Rowand last played with the Phillies in 2007, where he had an All-Star season and hit .309 with an on-base percentage of .374, slugged 27 home runs and played one of the most memorable centerfields in Philadelphia Phillies history, before cashing in and signing a 5 year, $60 million contract with the San Francisco Giants. Many experts at the time believed the Giants overpaid for the outfielder, and they were spot on. In his first three years in San Francisco, Rowand has hit a collective .254, with 39 home runs. His splits against left handed hitters are abysmal, and the Giants have crowded their outfield to leave him out of their plans. Still don't get why the Phillies are interested?
If anything at all, Rowand is right handed. The Phillies would require that the Giants pay most of the $24 million left on the two years of his deal, and any package that the Phillies sent to San Francisco would consist of fringe prospects. Historically, Rowand has hit well in Citizen's Bank Park, as well. In two seasons at Citizen's Bank Park, Rowand hit a combined .292 with 23 home runs.
Though he has limited no-trade protection, Rowand would almost certainly waive his clause to return to Philadelphia. Teams and players alike often talk about the effect a change of scenery can have, and the difference of Philadelphia and San Francisco meant a lot to Rowand, statistically.
He may not be the ideal fit, but who knows?
Didn't see that one coming? If Pedro Martinez proved anything in his half-season with the Phillies in 2009, it's that he can still be a difference maker for any team that gives him a chance, and after taking a Major League season off in 2010, Martinez could be ready for a full season in 2011.
Martinez pitched nine games for the Phillies in 2009 after signing a contract with a base salary of $2 million. In those nine games, Martinez was 5-1 with an ERA of 3.63. Martinez was able to do what few teams thought he'd be able to - show impeccable control and strike guys out, despite losing velocity on his fastball. Despite having pitched in the World Series again, he was unable to come to terms with a Major League team that off-season, and sat out for the 2010 season.

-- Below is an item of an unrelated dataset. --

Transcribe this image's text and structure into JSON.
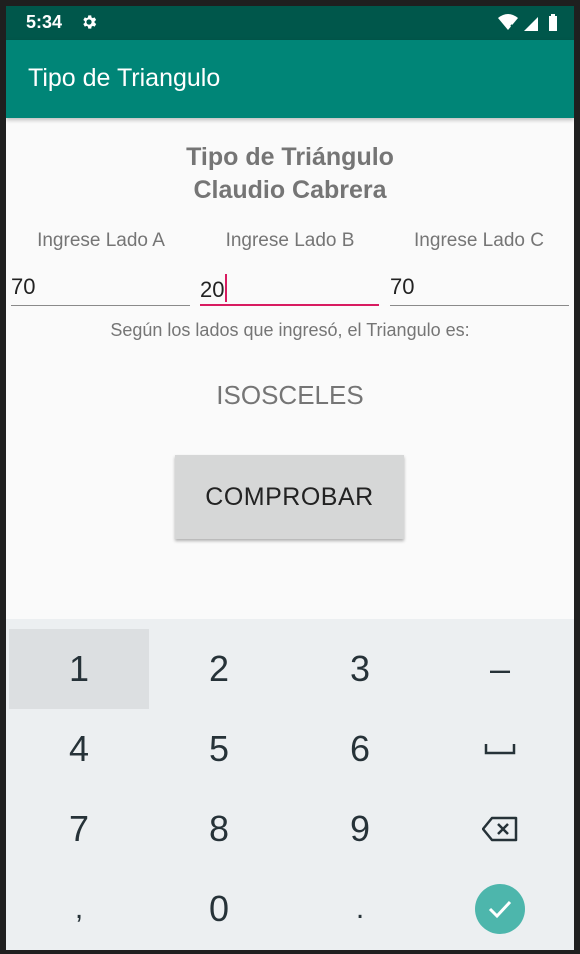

Martinez, who has always had a way with words, implied that he wanted to play baseball for a contending team, and hasn't ruled out playing in 2011. The man is not retired. So, in all reality, what can Martinez actually contribute to a playoff caliber team like the Phillies in 2011?
He isn't Zack Greinke or Cliff Lee, but Martinez is still a very good pitcher. He may not be a top tier starter at this point in his career, but he is certainly one of the better "bottom of the rotation" pitchers in baseball. He won't blow his fastball by hitters anymore - the average velocity on his fastball was 89 MPH in 2009 - but he has "learned to pitch." In his brief stint with the Phillies, Martinez showed that he can locate his fastball to any part of the strikezone and drop that good changeup of his on a hitter in any count.
Most importantly, for a team like the Phillies, Martinez isn't going to break the bank in 2011. Over the course of a full season, he could command a base salary of around $3 million, with incentives for certain aspects of his game, like awards, accomplishments, and innings pitched. A pitcher with Martinez's knowledge, and ability, is a valuable asset to any rotation, and certainly helps to solidify the bottom half of the Phillies'.